After about an hour the rain slackened and we all headed out, just a little drier than before. We walked along the highway, then turned right onto a quiet, paved track alongside an irrigation ditch. Here we met one of the most interesting characters from any of my caminos, Daniele Marini of Italy, and his dog Atan.

Daniele and Aran, pilgrims to the world

Daniele and Aran, pilgrims to the world

Daniele is a tiny 25-year old with a quick and warm smile who’s off on a 10-12 year walk around the world. He’s already walked from his home to Rome, Barcelona, Santiago and other places. He’s now heading to Rome, then is off to Sardinia, France, Germany, then Asia and Africa, followed by North and South America. He subsists solely on the generous offerings of strangers and the occasional odd job as a bartender or laborer. Today he is heading to Spoleto because Terrence Hill is there filming a TV show.

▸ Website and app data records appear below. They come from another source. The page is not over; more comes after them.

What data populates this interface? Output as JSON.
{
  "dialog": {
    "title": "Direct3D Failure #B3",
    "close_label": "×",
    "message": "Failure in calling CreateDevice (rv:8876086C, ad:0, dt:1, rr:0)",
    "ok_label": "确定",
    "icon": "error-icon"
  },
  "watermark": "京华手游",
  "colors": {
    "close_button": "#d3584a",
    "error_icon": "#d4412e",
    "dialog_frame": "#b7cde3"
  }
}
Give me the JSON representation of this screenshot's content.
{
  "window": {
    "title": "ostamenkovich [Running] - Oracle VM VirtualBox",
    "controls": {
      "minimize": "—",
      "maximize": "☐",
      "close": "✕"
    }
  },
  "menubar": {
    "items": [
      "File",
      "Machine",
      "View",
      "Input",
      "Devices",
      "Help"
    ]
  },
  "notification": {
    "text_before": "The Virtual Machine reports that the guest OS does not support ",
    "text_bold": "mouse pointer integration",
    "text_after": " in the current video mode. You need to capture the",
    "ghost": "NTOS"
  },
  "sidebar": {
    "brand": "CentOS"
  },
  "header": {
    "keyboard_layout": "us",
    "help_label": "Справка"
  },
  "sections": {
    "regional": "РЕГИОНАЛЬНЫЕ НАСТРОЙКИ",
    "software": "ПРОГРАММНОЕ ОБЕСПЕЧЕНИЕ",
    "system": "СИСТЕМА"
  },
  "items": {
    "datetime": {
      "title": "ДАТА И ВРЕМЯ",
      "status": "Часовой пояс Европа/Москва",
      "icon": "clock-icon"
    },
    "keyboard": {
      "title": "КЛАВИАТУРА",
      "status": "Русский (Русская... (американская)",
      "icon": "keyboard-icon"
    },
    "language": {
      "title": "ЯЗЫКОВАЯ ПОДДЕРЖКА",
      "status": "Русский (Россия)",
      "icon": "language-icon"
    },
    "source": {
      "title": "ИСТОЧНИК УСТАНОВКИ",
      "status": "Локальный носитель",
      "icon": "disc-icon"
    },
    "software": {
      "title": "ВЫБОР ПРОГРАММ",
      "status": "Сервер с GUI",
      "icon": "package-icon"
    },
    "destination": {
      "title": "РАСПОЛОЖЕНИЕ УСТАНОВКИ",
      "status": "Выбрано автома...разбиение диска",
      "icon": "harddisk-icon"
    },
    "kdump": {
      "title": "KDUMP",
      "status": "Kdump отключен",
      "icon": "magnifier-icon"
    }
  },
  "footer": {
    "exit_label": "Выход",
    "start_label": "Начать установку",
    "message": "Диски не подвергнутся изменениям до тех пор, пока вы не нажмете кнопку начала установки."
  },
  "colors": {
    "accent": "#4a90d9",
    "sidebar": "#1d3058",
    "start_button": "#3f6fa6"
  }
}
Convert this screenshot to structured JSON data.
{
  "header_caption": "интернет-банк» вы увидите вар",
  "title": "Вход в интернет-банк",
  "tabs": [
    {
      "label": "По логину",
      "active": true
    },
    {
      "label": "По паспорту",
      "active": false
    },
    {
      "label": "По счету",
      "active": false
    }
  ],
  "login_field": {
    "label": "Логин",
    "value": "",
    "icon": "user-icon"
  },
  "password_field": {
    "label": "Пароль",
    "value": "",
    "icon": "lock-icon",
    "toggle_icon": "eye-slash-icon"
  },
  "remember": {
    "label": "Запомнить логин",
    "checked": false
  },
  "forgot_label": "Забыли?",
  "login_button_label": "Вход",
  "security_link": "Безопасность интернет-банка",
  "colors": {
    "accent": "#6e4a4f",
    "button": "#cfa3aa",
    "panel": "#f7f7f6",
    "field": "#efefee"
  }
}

When he told me this, my first question was, “Who in the world is Terence Hill?” Daniele and Sebastian were shocked that I didn’t know this famous European movie star. I quickly consulted Wikipedia and discovered that I have not seen a single movie in the Terence Hill filmography, not even Miami Supercops or I Quatro del Ave Maria or Nobody Hits like Don Camillo with his sidekick Bud Spencer. Apparently I know nothing about movies. 😉 When I return to the US I’ll begin a raid of the Netflix archives to find out what all the fuss is about.

Engrossed in conversation with Daniele and seeing no waymarks for awhile we started to get nervous about directions to Spoleto. Since the rain had stopped and the town was clearly visible on the hillside ahead we shifted to the highway which went in that direction and in an hour or two were having lunch (our treat) with Daniele and Atan at a nice outdoor lunch spot in Spoleto.

We walked up to the Duomo at the top of town, where Daniele had heard Terence Hill would be filming. As we arrived we passed films crews staked out all over the Duomo Piazza and Daniele pointed out a blue movie star’s chair emblazoned with the name, “Terence Hill.” Since our goal was the Duomo, not the movie star, we said a fond farewell to Daniele and headed into the beautiful church.

Just as Jacqueline and I were finishing our tour of the cathedral, Sebastian rushed through the front door and said, “We have to leave now! The film crews are clearing the Piazza!” Sure enough, we were instructed to leave right away, and as we walked off the piazza we noticed an older man in a black priest’s cassock wearing a black baseball cap. “That’s him!” said Sebastian. “That’s Terence Hill!” I took a quick photo of the back of his head as stage hands instructed me in Italian, “No fotos!” and as we turned the corner off the piazza I noticed Daniele and his dog, discretely situated across the piazza, out of view of the cameras.

Finished with our brush with fame we headed to a hotel we’d passed along the way and were shown to a nice room with three beds, our home for the night. Jacqueline and Sebastian, full of energy, headed out for sightseeing while I snoozed for a couple of hours under the warm covers of my bed.

Sebastian awakened me at 7:30 for dinner and we made our way down to the hotel dining room. After ordering, we noticed the hotel owner seating a wiry young Italian man — Daniele! He joined us at our table and told us about how a nice woman in the Duomo Piazza had inquired about his dog and he’d told her he had no place to sleep for the night. “Come and stay in my hotel,” she said. So now we know how Daniele will make his way around the world — on the kindness of strangers, his friendly smile, and people’s love of dogs.

We voted Jacqueline to be first in the shower, but she immediately noticed there was no water coming from the tap. Checking with the desk, we learned that all human and canine guests will have to wait until the morning for the hotel’s main water line to be fixed. So while this entertaining day included the occasional mendicant hiker and Italian movie star, tonight there would be no showers or washing of clothes for our little pilgrim fellowship.